Belmont Hill welcomed Newton’s Mayor Ruthanne Fuller to the Chapel podium on January 14. Introduced by School President Luke Carroll ’22, Mayor Fuller is the mother of three Belmont Hill graduates, and her husband is from the Class of 1975. She served many years on the Board of Trustees and chaired the Committee on Trustees.
Ruthanne Fuller is the first woman mayor in Newton’s history. She graduated from Brown University and Harvard Business School. Prior to her historic election in 2018, Mayor Fuller worked as a strategic planner for non-profit organizations and businesses for over two decades.
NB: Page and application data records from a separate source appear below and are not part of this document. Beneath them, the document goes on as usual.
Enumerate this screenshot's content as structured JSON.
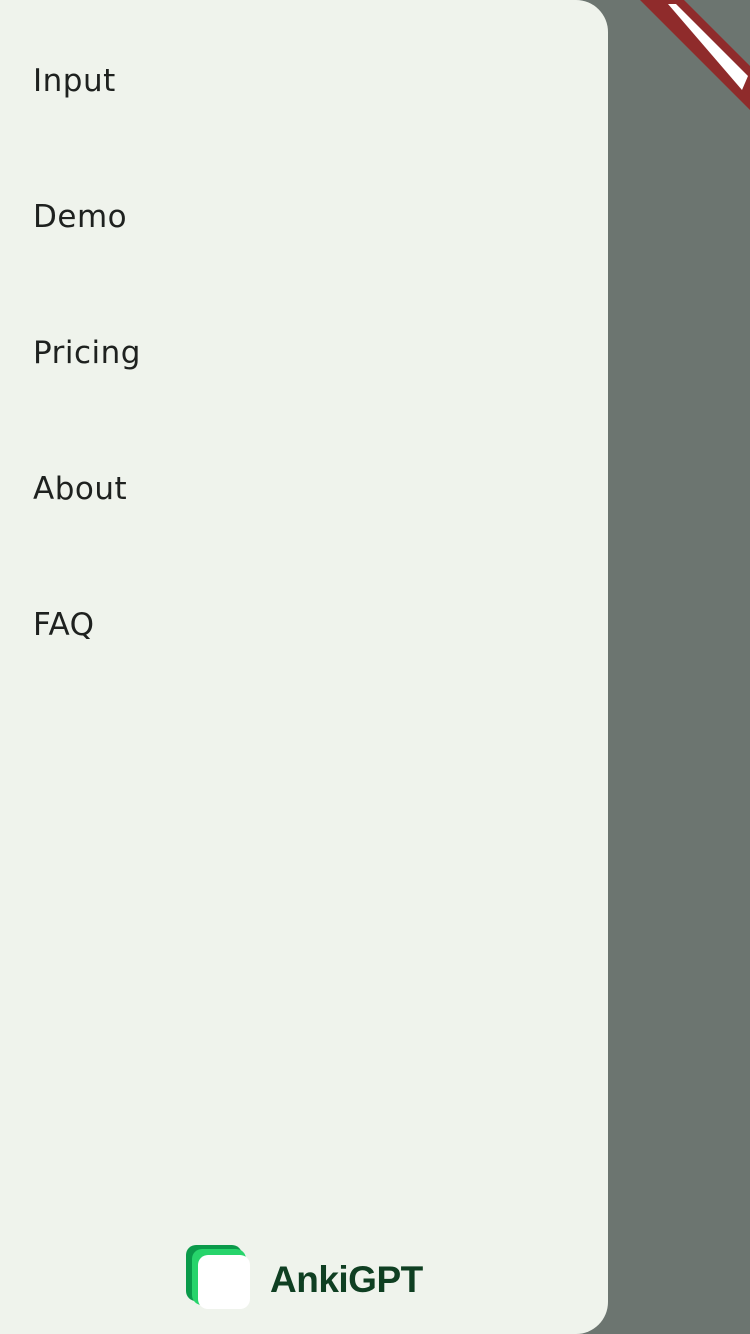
{
  "drawer": {
    "nav_items": [
      {
        "label": "Input"
      },
      {
        "label": "Demo"
      },
      {
        "label": "Pricing"
      },
      {
        "label": "About"
      },
      {
        "label": "FAQ"
      }
    ]
  },
  "brand": {
    "name": "AnkiGPT",
    "logo_icon": "stacked-cards-logo",
    "colors": {
      "logo_back": "#0a9a4a",
      "logo_mid": "#27d46b",
      "logo_front": "#ffffff",
      "text": "#0f3f22"
    }
  },
  "colors": {
    "drawer_background": "#eff3ec",
    "scrim": "#6c7570",
    "banner": "#8f2b2b"
  }
}
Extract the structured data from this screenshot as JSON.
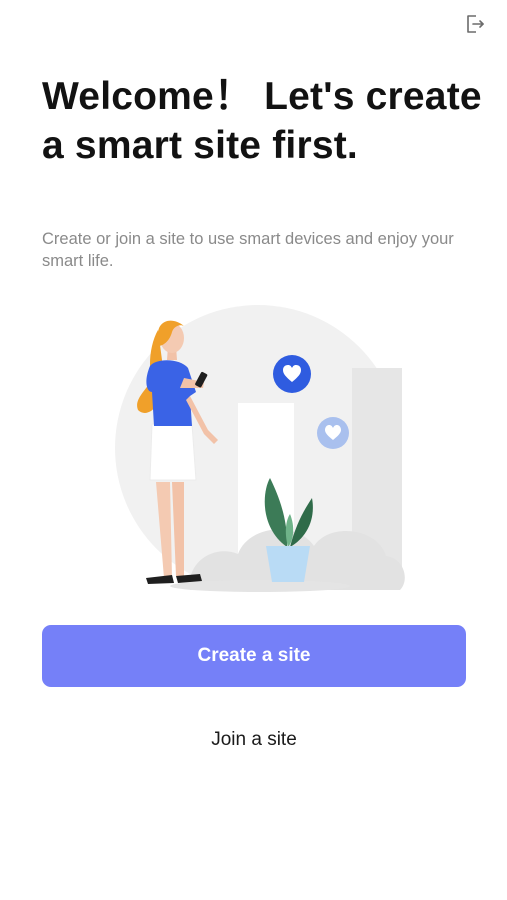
{
  "header": {
    "logout_icon": "logout-icon"
  },
  "welcome": {
    "title": "Welcome！ Let's create a smart site first.",
    "subtitle": "Create or join a site to use smart devices and enjoy your smart life."
  },
  "actions": {
    "create_label": "Create a site",
    "join_label": "Join a site"
  },
  "colors": {
    "accent": "#7580f8",
    "heart_primary": "#2f5ce0",
    "heart_secondary": "#a9c0ee",
    "shirt": "#3a63e6",
    "hair": "#f0a02a",
    "plant": "#3c7b57",
    "pot": "#b9dbf5"
  },
  "illustration": {
    "icons": [
      "heart-badge-icon",
      "heart-badge-small-icon",
      "plant-icon"
    ]
  }
}
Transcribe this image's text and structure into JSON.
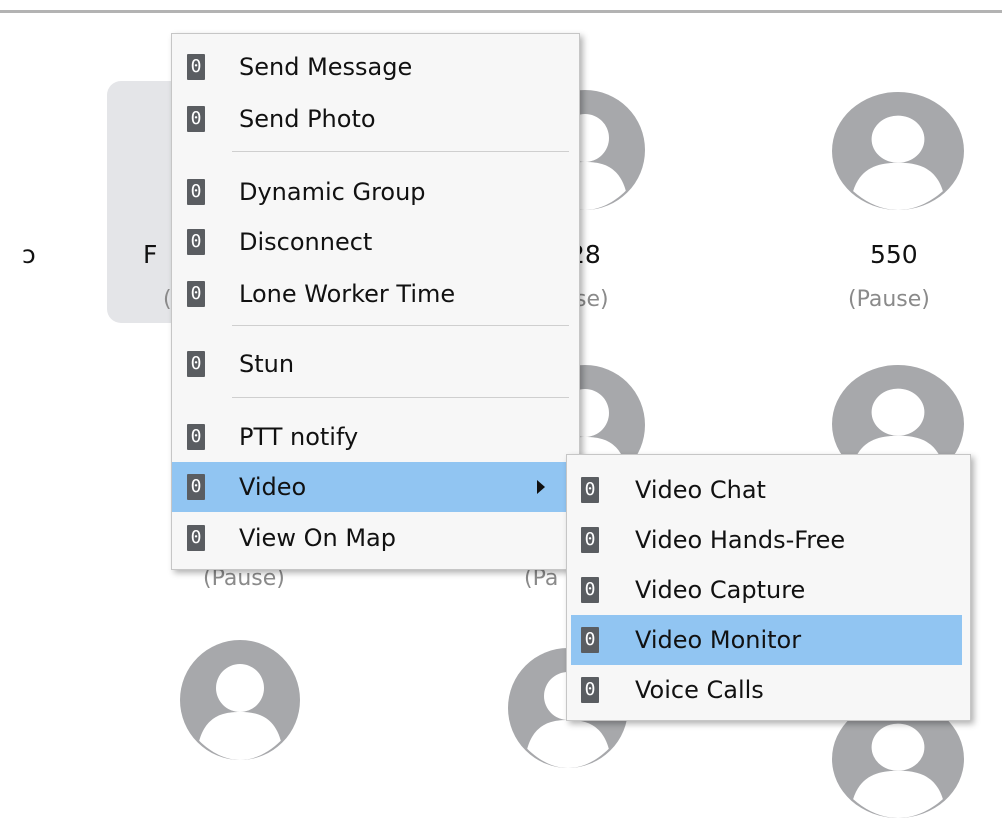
{
  "contacts": [
    {
      "name": "ɔ",
      "status": ""
    },
    {
      "name": "F",
      "status": "("
    },
    {
      "name": "28",
      "status": "se)"
    },
    {
      "name": "550",
      "status": "(Pause)"
    },
    {
      "name": "",
      "status": "(Pause)"
    },
    {
      "name": "",
      "status": "(Pa"
    }
  ],
  "context_menu": {
    "items": [
      {
        "key": "0",
        "label": "Send Message"
      },
      {
        "key": "0",
        "label": "Send Photo"
      },
      {
        "key": "0",
        "label": "Dynamic Group"
      },
      {
        "key": "0",
        "label": "Disconnect"
      },
      {
        "key": "0",
        "label": "Lone Worker Time"
      },
      {
        "key": "0",
        "label": "Stun"
      },
      {
        "key": "0",
        "label": "PTT notify"
      },
      {
        "key": "0",
        "label": "Video"
      },
      {
        "key": "0",
        "label": "View On Map"
      }
    ]
  },
  "video_submenu": {
    "items": [
      {
        "key": "0",
        "label": "Video Chat"
      },
      {
        "key": "0",
        "label": "Video Hands-Free"
      },
      {
        "key": "0",
        "label": "Video Capture"
      },
      {
        "key": "0",
        "label": "Video Monitor"
      },
      {
        "key": "0",
        "label": "Voice Calls"
      }
    ]
  },
  "colors": {
    "menu_highlight": "#91c5f2",
    "key_badge": "#5a5d61",
    "avatar": "#a7a8ab",
    "status_text": "#8a8a8a"
  }
}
She also served as Alderman-at-Large from Ward 7. As mayor, Fuller invested $150 million in Newton’s infrastructure, instituted full-day kindergarten, and developed the town’s first climate action plan. As Luke Carroll stated in his introduction, “She is an example of public service done right to us all.”
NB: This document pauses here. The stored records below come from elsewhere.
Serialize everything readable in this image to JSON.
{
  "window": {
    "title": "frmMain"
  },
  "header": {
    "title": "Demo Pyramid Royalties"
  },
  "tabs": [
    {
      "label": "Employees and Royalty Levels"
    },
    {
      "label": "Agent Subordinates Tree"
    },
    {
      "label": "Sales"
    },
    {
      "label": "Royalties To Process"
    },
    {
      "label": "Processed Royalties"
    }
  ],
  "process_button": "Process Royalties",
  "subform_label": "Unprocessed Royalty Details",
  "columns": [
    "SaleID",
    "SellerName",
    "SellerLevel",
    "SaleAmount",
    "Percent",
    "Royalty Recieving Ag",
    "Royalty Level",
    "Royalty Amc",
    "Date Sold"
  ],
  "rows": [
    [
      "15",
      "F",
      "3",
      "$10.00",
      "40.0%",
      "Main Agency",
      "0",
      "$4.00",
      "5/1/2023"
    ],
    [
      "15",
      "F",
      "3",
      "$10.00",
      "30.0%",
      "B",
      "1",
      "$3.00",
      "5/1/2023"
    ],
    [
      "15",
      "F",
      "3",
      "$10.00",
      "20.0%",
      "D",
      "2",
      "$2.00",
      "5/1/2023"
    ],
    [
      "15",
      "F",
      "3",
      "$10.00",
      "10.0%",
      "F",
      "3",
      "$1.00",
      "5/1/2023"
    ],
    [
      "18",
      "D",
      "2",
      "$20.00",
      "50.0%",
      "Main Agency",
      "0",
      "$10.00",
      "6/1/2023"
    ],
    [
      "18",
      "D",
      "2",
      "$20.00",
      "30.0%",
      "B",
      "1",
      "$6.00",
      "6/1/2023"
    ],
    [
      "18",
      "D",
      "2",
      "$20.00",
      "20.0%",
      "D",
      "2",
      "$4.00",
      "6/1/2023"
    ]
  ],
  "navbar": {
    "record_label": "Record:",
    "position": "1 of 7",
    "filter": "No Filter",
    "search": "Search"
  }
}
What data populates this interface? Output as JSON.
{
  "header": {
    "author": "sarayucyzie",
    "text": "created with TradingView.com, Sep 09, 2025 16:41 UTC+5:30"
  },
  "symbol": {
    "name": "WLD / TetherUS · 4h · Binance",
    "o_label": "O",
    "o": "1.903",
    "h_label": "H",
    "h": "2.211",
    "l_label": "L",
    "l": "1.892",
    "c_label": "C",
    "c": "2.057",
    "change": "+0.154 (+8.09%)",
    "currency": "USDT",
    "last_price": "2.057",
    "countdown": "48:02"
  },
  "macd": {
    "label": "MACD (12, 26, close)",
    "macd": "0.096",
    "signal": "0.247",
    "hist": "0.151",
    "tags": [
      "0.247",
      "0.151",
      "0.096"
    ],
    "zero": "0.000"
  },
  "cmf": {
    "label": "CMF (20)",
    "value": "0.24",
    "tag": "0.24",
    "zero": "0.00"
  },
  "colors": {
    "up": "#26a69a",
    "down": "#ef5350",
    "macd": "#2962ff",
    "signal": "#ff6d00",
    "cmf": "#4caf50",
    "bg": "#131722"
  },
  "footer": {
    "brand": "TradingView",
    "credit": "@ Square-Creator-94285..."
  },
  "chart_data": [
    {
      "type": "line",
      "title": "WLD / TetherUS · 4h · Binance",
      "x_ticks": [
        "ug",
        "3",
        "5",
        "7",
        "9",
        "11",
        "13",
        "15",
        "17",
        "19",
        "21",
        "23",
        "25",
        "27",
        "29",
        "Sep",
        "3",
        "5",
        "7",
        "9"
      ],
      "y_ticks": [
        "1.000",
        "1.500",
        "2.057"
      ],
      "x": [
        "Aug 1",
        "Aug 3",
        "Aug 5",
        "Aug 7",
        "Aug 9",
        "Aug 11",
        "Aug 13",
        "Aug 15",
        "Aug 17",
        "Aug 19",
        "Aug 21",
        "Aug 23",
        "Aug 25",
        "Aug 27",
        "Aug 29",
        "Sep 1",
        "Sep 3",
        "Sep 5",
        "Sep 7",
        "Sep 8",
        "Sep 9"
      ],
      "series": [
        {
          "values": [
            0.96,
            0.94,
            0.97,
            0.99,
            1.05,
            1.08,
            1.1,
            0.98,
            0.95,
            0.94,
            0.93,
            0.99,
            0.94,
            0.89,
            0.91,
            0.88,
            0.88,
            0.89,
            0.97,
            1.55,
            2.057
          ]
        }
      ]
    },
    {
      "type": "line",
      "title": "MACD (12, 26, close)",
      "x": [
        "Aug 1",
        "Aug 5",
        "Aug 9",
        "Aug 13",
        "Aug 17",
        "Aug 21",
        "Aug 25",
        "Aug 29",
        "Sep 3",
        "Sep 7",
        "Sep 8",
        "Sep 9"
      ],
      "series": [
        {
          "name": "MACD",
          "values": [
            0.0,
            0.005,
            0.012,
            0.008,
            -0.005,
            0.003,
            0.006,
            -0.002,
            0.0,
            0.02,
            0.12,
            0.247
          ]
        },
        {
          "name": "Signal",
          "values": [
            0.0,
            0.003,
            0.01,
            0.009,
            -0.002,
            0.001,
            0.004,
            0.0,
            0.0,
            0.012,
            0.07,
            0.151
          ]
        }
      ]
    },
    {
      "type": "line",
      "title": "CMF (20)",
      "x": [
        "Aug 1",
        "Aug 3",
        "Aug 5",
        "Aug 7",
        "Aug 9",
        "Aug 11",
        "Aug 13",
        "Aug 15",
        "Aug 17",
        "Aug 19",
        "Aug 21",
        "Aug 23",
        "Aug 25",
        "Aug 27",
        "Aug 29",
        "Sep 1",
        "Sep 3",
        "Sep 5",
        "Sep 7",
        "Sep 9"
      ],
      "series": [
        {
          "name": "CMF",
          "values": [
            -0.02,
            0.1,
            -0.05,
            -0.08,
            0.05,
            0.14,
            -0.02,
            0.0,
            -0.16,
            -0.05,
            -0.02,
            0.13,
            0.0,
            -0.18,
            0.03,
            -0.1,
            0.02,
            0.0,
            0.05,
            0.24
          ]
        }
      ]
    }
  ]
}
Mayor Fuller first spoke about leadership. She described Belmont Hill as an institution that consciously teaches character, where the faculty challenges and pushes the students. In this environment of fostering leadership, Fuller mentioned that “BHS constantly creates a learning environment where leadership is on display and where the curriculum and pedagogy, your teacher-coach model, and your faculty, encourage each of you to develop and hone your leadership skills.” Fuller spoke from experience, witnessing the palpable impact that Belmont Hill had on her children and husband: “I see Belmont Hill and these leadership skills and each in every one of them. It has served each of them really well.”
She then transitioned to discussing her role as the mayor of Newton, describing it as being all about leadership and serving others. Part of Fuller’s job as mayor is to react to the world around us. She must confront the challenges of social injustices, climate change, the ongoing pandemic, and many more. As she explained, “They are not academic questions, nor are they easy ones.” Mayor Fuller is tasked with the most difficult of these issues, as “when something lands on [her] desk, it means it’s the hard ones… the hard ones that have conflicting values inherent in them.”
Mayor Fuller’s responsibilities have become more demanding in recent years: “All of this has gotten harder. We are in a political climate where trust has eroded. I see viscerally a rise in cynicism and contempt.” In navigating these difficult times, she called on the students “to be strong on our values but soft on each other.” Though faced with great adversity, Mayor Fuller has embraced these challenges to lead Newton to the best of her ability, stating that it takes sacrifices to make meaningful change.
As a message for the students, Fuller said, “It’s easier to sit on the sidelines and complain. Easier yet to read a newspaper, look at the headlines, and just throw up your hands. It’s obvious that we can do better. It’s hard to be in the ring. It’s challenging to serve. It’s difficult to be a leader.” Mayor Fuller then went on to underscore the privilege of attending Belmont Hill. She encouraged students to utilize the opportunities Belmont Hill provides to “get in the ring” and to take the lead.
Belmont Hill was graced by the leadership and wisdom of Mayor Fuller, who has led Newton through the pandemic and tackled several demanding issues. She exemplifies the leadership and service that Belmont Hill strives to foster in its students, and her speech eloquently narrated her responsibilities as mayor. In closing, Mayor Fuller said, “My advice: start now. Don’t wait. It can be really small—[it] doesn’t really matter. Just start. And be kind while you’re doing it.”